- A legal rhino horn supply would make it difficult for illegal traders and poachers to match the quality in the market.
The African rhino horn goes for US$20,000 per kilogramme which is leading to the international market for illegal wildlife products continually threatening Africa’s iconic species.
Ivory and rhino horn has turned elephants and rhinos into commodities with a high demand for the products in the market. The highly technologized, multibillion-dollar poaching industry continues to advance as demand increases. New technology to kill animals, intelligence and transportation and exportation avenues continue to emerge.
Rhino poaching in Africa
RhinoAlive says that the trade-in rhino horn raises a potential US$200 million every year. In the black market, African rhino horns go for US$20,000 per kilogram
Demand for rhino horns in Asian markets, especially in China and Vietnam, has pressured the remaining rhinos to the verge of extinction. In the last decade, poachers killed roughly 10,000 rhinos in Africa. At the beginning of the 20th century, the population of rhinos in Africa and Asia was nearly 500,000. However, the African Wildlife Foundation says that the population has decreased to less than 30,000 rhinos in 2020.
The rhino horn has become “gold” as it is rumoured to have medicinal properties. The horn is also used as a status symbol to show success and wealth in some African and Asian countries.
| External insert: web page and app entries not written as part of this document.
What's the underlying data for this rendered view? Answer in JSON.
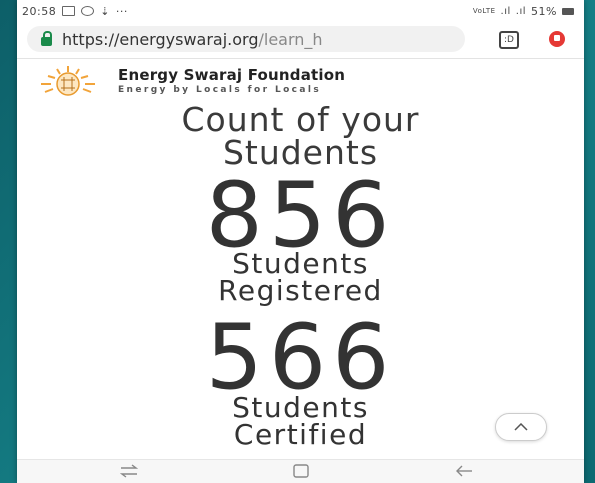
{
  "status_bar": {
    "time": "20:58",
    "notification_icons": [
      "gallery-icon",
      "whatsapp-icon",
      "download-icon"
    ],
    "more": "···",
    "battery": "51%",
    "network": "VoLTE"
  },
  "browser": {
    "url_host": "https://energyswaraj.org",
    "url_path": "/learn_h",
    "tab_count": ":D"
  },
  "site": {
    "title": "Energy Swaraj Foundation",
    "tagline": "Energy by Locals for Locals"
  },
  "counter": {
    "heading": "Count of your Students",
    "registered": {
      "value": "856",
      "label_line1": "Students",
      "label_line2": "Registered"
    },
    "certified": {
      "value": "566",
      "label_line1": "Students",
      "label_line2": "Certified"
    }
  },
  "colors": {
    "frame": "#0f6f76",
    "lock": "#1a8a4a",
    "menu": "#e53935",
    "text": "#333333"
  }
}
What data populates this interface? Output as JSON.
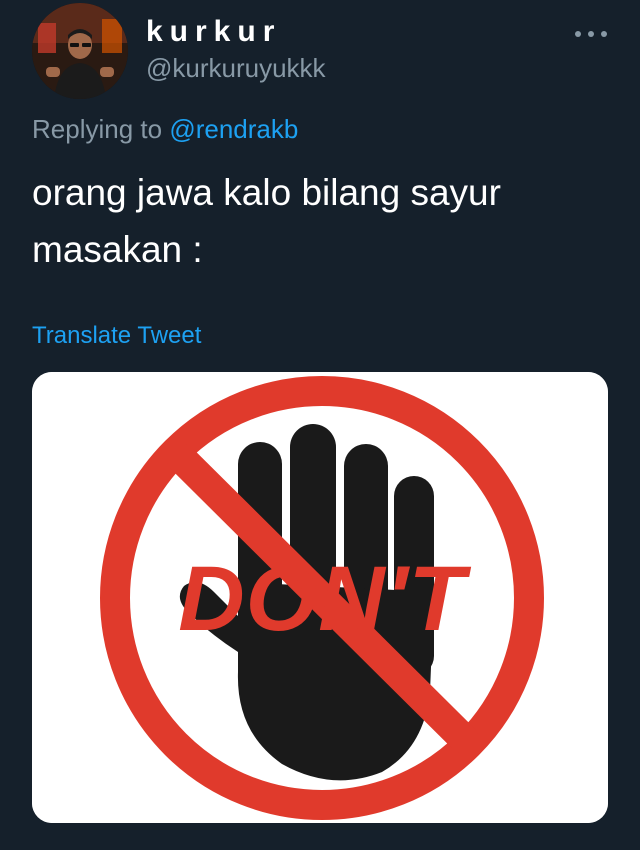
{
  "tweet": {
    "display_name": "kurkur",
    "handle": "@kurkuruyukkk",
    "replying_prefix": "Replying to ",
    "replying_to": "@rendrakb",
    "text_line1": "orang jawa kalo bilang sayur",
    "text_line2": "masakan :",
    "translate_label": "Translate Tweet",
    "media": {
      "sign_text": "DON'T",
      "icon": "stop-hand-prohibition-sign"
    }
  },
  "icons": {
    "more": "more-dots-icon",
    "avatar": "user-avatar"
  },
  "colors": {
    "background": "#15202b",
    "text_primary": "#ffffff",
    "text_secondary": "#8899a6",
    "accent": "#1da1f2",
    "sign_red": "#e03a2c",
    "hand": "#1a1a1a"
  }
}
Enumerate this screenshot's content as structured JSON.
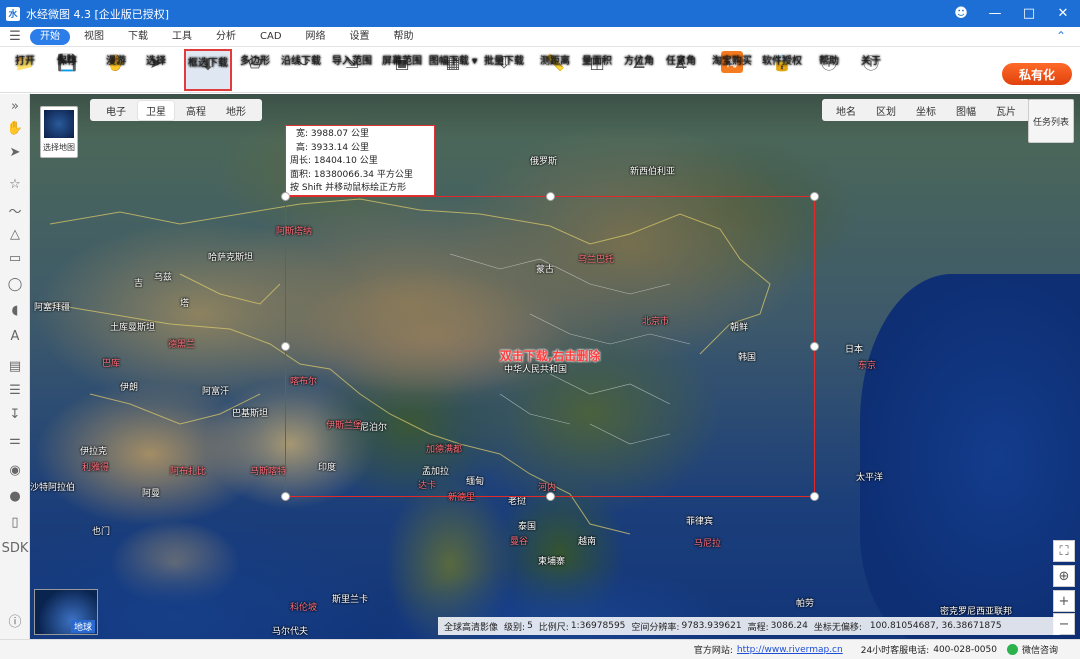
{
  "window": {
    "title": "水经微图 4.3 [企业版已授权]"
  },
  "menu": {
    "items": [
      "开始",
      "视图",
      "下载",
      "工具",
      "分析",
      "CAD",
      "网络",
      "设置",
      "帮助"
    ],
    "active": "开始"
  },
  "toolbar": {
    "open": "打开",
    "save": "保存",
    "roam": "漫游",
    "select": "选择",
    "box_download": "框选下载",
    "polygon": "多边形",
    "along_line": "沿线下载",
    "import_range": "导入范围",
    "screen_range": "屏幕范围",
    "sheet_download": "图幅下载",
    "batch_download": "批量下载",
    "measure_distance": "测距离",
    "measure_area": "量面积",
    "azimuth": "方位角",
    "arbitrary_angle": "任意角",
    "taobao": "淘宝购买",
    "license": "软件授权",
    "help": "帮助",
    "about": "关于",
    "taobao_icon_text": "淘",
    "private_button": "私有化"
  },
  "map_selector": {
    "label": "选择地图"
  },
  "map_types": [
    "电子",
    "卫星",
    "高程",
    "地形"
  ],
  "map_type_active": "卫星",
  "overlays": [
    "地名",
    "区划",
    "坐标",
    "图幅",
    "瓦片"
  ],
  "task_list": "任务列表",
  "selection_info": {
    "width": "宽:  3988.07 公里",
    "height": "高:  3933.14 公里",
    "perimeter": "周长: 18404.10 公里",
    "area": "面积: 18380066.34 平方公里",
    "hint": "按 Shift 并移动鼠标绘正方形"
  },
  "selection_hint": "双击下载,右击删除",
  "map_labels": {
    "russia": "俄罗斯",
    "mongolia": "蒙古",
    "kazakhstan": "哈萨克斯坦",
    "china": "中华人民共和国",
    "north_korea": "朝鲜",
    "south_korea": "韩国",
    "japan": "日本",
    "tokyo": "东京",
    "beijing": "北京市",
    "ulaanbaatar": "乌兰巴托",
    "astana": "阿斯塔纳",
    "iran": "伊朗",
    "turkmenistan": "土库曼斯坦",
    "afghanistan": "阿富汗",
    "pakistan": "巴基斯坦",
    "india": "印度",
    "nepal": "尼泊尔",
    "bangladesh": "孟加拉",
    "myanmar": "缅甸",
    "thailand": "泰国",
    "laos": "老挝",
    "vietnam": "越南",
    "cambodia": "柬埔寨",
    "philippines": "菲律宾",
    "manila": "马尼拉",
    "hanoi": "河内",
    "bangkok": "曼谷",
    "new_delhi": "新德里",
    "kabul": "喀布尔",
    "islamabad": "伊斯兰堡",
    "tehran": "德黑兰",
    "kathmandu": "加德满都",
    "dhaka": "达卡",
    "saudi": "沙特阿拉伯",
    "oman": "阿曼",
    "iraq": "伊拉克",
    "riyadh": "利雅得",
    "abu_dhabi": "阿布扎比",
    "muscat": "马斯喀特",
    "yemen": "也门",
    "sri_lanka": "斯里兰卡",
    "maldives": "马尔代夫",
    "colombo": "科伦坡",
    "palau": "帕劳",
    "micronesia": "密克罗尼西亚联邦",
    "pacific": "太平洋",
    "novosibirsk": "新西伯利亚",
    "kyrgyzstan": "吉",
    "tajikistan": "塔",
    "uzbekistan": "乌兹",
    "azerbaijan": "阿塞拜疆",
    "baku": "巴库"
  },
  "globe_label": "地球",
  "status": {
    "source": "全球高清影像",
    "level": "级别:",
    "level_value": "5",
    "scale": "比例尺:",
    "scale_value": "1:36978595",
    "resolution": "空间分辨率:",
    "resolution_value": "9783.939621",
    "elevation": "高程:",
    "elevation_value": "3086.24",
    "coord_no_offset": "坐标无偏移:",
    "coords": "100.81054687, 36.38671875"
  },
  "footer": {
    "website_label": "官方网站:",
    "website_url": "http://www.rivermap.cn",
    "hotline_label": "24小时客服电话:",
    "hotline": "400-028-0050",
    "wechat": "微信咨询"
  },
  "colors": {
    "titlebar": "#1d6fd6",
    "accent": "#2b7de9",
    "selection": "#e02a2a",
    "private_button": "#ef5a1a"
  }
}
Rhino horns are used to reduce hangovers and high fever, detoxify the body, and as a form of beauty through jewellery making.
In 2020, the northern white rhino went extinct as the last remaining male died in Sudan and the two remaining females were too old to reproduce.
Challenges facing the fight against rhino poaching
There have been low detection facilities at entry and exit points in and out of Africa. Illegal traders are changing the way the park wildlife products are transported.
One of the ways is crashing the rhino horn into powder form or processing them into beads to decade the custom authorities.
Poor wildlife crime awareness in itself limits concrete enforcement of wildlife policies. Wildlife criminals escape through weak legislation and uneven enforcement of laws in some African countries.
Insufficient resources, poor international legal cooperation, and institutional inadequacies also limit the process of investigation into this illegal trade market.
Possible solutions to rhino poaching.
African Wildlife Foundation together with other concerned stakeholders has come with ways to combat this illicit trade:
- Introduction of sniffer dogs to catch wildlife criminals.
- Microchipping rhino horns and ivory to detect them in exit points, airports, and travel routes.
- Certification and permit issuance to legal traders in rhino horn to prevent laundering.
- Educating consumers on the negative effects of rhino poaching.
Streamlining wildlife crime prosecution, law enforcement, and investigations across African states will help ease the prosection process of wildlife poachers.
To halt the rhino poaching crisis, RhinoAlive suggested that legalizing rhino horn trading would combat rhino poaching, but experts still believe that alone will not save the rhinos from poaching.
A legal rhino horn supply would distribute better quality to the consumer market with more efficiency and reliability. This would consequently make it difficult for the illegal traders and poachers to match the quality in the market.
Opponents to legalization have argued that a legal trade will remove the stigma around using rhino horns and hence increase the demand exponentially.
Rhino poaching continues to advance despite some countries in Africa legalizing rhino horn trade to combat illicit trade.
RhinoAlive said that South Africa already had a large stock of rhino horns from natural deaths and dehorning. the country saved the rhino from extinction and has built up 93 per cent of the world’s rhinos herds.
A study by The Conversation shows that consumers prefer and are willing to pay more for rhino horns from wild and semi-wild environments to captive-bred rhinos who they perceive as “farmed”. Furthermore, they believe that wild rhino horns have better medicinal efficacy than farmed ones.
The study has proved a major challenge to the legalizing process as a way of combating rhino poaching.